DESCRIPTION OF THE TASK:
Repeat every entry exactly as it stands. Omit the images.

Interface dataset entries
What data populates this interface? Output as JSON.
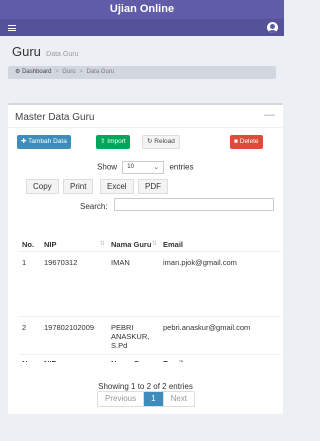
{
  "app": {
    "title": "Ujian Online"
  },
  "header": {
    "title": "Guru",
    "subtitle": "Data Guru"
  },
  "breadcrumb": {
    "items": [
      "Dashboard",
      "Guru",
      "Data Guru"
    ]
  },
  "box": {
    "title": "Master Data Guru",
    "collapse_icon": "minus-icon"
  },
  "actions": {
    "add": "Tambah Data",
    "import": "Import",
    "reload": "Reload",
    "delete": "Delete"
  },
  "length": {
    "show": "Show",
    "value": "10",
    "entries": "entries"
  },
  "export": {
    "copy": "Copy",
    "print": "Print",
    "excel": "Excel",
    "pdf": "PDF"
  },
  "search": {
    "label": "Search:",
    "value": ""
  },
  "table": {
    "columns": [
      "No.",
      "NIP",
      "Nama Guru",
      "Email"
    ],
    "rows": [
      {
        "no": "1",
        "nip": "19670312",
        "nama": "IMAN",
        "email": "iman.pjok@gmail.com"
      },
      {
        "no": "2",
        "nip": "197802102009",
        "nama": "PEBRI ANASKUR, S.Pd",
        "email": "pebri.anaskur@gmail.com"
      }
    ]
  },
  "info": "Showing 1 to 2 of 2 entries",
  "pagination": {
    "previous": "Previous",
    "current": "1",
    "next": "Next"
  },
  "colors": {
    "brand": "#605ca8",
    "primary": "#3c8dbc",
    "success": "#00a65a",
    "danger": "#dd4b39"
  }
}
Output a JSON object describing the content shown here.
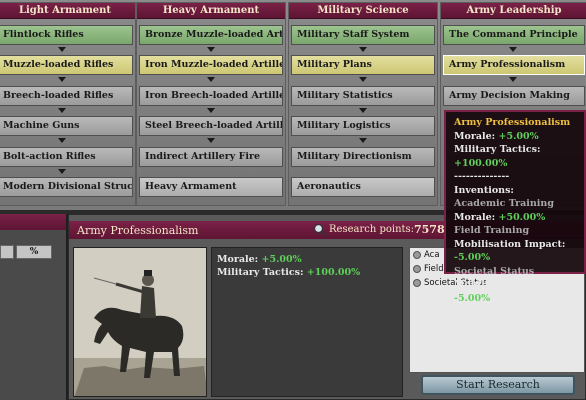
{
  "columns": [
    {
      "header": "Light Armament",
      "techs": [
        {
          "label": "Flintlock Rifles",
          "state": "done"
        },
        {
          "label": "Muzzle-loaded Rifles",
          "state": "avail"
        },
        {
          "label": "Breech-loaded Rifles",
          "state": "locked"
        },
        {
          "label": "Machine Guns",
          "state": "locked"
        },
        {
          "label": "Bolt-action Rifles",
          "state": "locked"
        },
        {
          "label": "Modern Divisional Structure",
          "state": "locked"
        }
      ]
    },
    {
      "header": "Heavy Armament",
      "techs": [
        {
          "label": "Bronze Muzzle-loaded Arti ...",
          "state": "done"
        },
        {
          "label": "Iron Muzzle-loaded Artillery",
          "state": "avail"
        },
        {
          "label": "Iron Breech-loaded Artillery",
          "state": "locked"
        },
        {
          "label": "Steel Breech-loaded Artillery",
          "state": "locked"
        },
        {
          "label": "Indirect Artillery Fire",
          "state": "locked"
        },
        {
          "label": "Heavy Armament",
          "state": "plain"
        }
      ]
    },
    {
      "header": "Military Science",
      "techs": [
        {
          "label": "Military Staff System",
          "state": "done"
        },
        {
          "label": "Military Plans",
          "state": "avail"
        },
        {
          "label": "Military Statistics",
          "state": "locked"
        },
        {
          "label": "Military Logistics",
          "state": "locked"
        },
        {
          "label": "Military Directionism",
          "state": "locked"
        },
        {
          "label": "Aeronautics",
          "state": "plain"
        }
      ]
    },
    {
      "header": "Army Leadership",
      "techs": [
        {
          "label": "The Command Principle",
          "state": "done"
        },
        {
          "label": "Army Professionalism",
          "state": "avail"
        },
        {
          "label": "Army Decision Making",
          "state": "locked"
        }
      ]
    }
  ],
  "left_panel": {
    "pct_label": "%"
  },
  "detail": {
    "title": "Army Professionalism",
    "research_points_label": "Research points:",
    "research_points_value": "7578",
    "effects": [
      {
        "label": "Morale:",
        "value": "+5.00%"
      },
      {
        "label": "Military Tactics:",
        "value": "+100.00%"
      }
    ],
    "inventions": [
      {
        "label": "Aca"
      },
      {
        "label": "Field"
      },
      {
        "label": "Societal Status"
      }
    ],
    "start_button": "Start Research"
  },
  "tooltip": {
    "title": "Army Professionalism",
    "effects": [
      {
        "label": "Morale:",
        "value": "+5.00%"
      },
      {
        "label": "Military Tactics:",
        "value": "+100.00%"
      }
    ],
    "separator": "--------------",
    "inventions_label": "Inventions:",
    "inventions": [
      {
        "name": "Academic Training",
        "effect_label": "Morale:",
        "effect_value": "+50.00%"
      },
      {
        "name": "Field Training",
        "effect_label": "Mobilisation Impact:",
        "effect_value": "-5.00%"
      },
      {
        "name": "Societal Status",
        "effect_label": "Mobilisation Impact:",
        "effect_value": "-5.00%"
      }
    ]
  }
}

ANSWER:
What data populates this interface? Output as JSON.
{
  "app": {
    "title": "Ujian Online"
  },
  "header": {
    "title": "Guru",
    "subtitle": "Data Guru"
  },
  "breadcrumb": {
    "items": [
      "Dashboard",
      "Guru",
      "Data Guru"
    ]
  },
  "box": {
    "title": "Master Data Guru",
    "collapse_icon": "minus-icon"
  },
  "actions": {
    "add": "Tambah Data",
    "import": "Import",
    "reload": "Reload",
    "delete": "Delete"
  },
  "length": {
    "show": "Show",
    "value": "10",
    "entries": "entries"
  },
  "export": {
    "copy": "Copy",
    "print": "Print",
    "excel": "Excel",
    "pdf": "PDF"
  },
  "search": {
    "label": "Search:",
    "value": ""
  },
  "table": {
    "columns": [
      "No.",
      "NIP",
      "Nama Guru",
      "Email"
    ],
    "rows": [
      {
        "no": "1",
        "nip": "19670312",
        "nama": "IMAN",
        "email": "iman.pjok@gmail.com"
      },
      {
        "no": "2",
        "nip": "197802102009",
        "nama": "PEBRI ANASKUR, S.Pd",
        "email": "pebri.anaskur@gmail.com"
      }
    ]
  },
  "info": "Showing 1 to 2 of 2 entries",
  "pagination": {
    "previous": "Previous",
    "current": "1",
    "next": "Next"
  },
  "colors": {
    "brand": "#605ca8",
    "primary": "#3c8dbc",
    "success": "#00a65a",
    "danger": "#dd4b39"
  }
}
Output a JSON object describing the content shown here.
{
  "columns": [
    {
      "header": "Light Armament",
      "techs": [
        {
          "label": "Flintlock Rifles",
          "state": "done"
        },
        {
          "label": "Muzzle-loaded Rifles",
          "state": "avail"
        },
        {
          "label": "Breech-loaded Rifles",
          "state": "locked"
        },
        {
          "label": "Machine Guns",
          "state": "locked"
        },
        {
          "label": "Bolt-action Rifles",
          "state": "locked"
        },
        {
          "label": "Modern Divisional Structure",
          "state": "locked"
        }
      ]
    },
    {
      "header": "Heavy Armament",
      "techs": [
        {
          "label": "Bronze Muzzle-loaded Arti ...",
          "state": "done"
        },
        {
          "label": "Iron Muzzle-loaded Artillery",
          "state": "avail"
        },
        {
          "label": "Iron Breech-loaded Artillery",
          "state": "locked"
        },
        {
          "label": "Steel Breech-loaded Artillery",
          "state": "locked"
        },
        {
          "label": "Indirect Artillery Fire",
          "state": "locked"
        },
        {
          "label": "Heavy Armament",
          "state": "plain"
        }
      ]
    },
    {
      "header": "Military Science",
      "techs": [
        {
          "label": "Military Staff System",
          "state": "done"
        },
        {
          "label": "Military Plans",
          "state": "avail"
        },
        {
          "label": "Military Statistics",
          "state": "locked"
        },
        {
          "label": "Military Logistics",
          "state": "locked"
        },
        {
          "label": "Military Directionism",
          "state": "locked"
        },
        {
          "label": "Aeronautics",
          "state": "plain"
        }
      ]
    },
    {
      "header": "Army Leadership",
      "techs": [
        {
          "label": "The Command Principle",
          "state": "done"
        },
        {
          "label": "Army Professionalism",
          "state": "avail"
        },
        {
          "label": "Army Decision Making",
          "state": "locked"
        }
      ]
    }
  ],
  "left_panel": {
    "pct_label": "%"
  },
  "detail": {
    "title": "Army Professionalism",
    "research_points_label": "Research points:",
    "research_points_value": "7578",
    "effects": [
      {
        "label": "Morale:",
        "value": "+5.00%"
      },
      {
        "label": "Military Tactics:",
        "value": "+100.00%"
      }
    ],
    "inventions": [
      {
        "label": "Aca"
      },
      {
        "label": "Field"
      },
      {
        "label": "Societal Status"
      }
    ],
    "start_button": "Start Research"
  },
  "tooltip": {
    "title": "Army Professionalism",
    "effects": [
      {
        "label": "Morale:",
        "value": "+5.00%"
      },
      {
        "label": "Military Tactics:",
        "value": "+100.00%"
      }
    ],
    "separator": "--------------",
    "inventions_label": "Inventions:",
    "inventions": [
      {
        "name": "Academic Training",
        "effect_label": "Morale:",
        "effect_value": "+50.00%"
      },
      {
        "name": "Field Training",
        "effect_label": "Mobilisation Impact:",
        "effect_value": "-5.00%"
      },
      {
        "name": "Societal Status",
        "effect_label": "Mobilisation Impact:",
        "effect_value": "-5.00%"
      }
    ]
  }
}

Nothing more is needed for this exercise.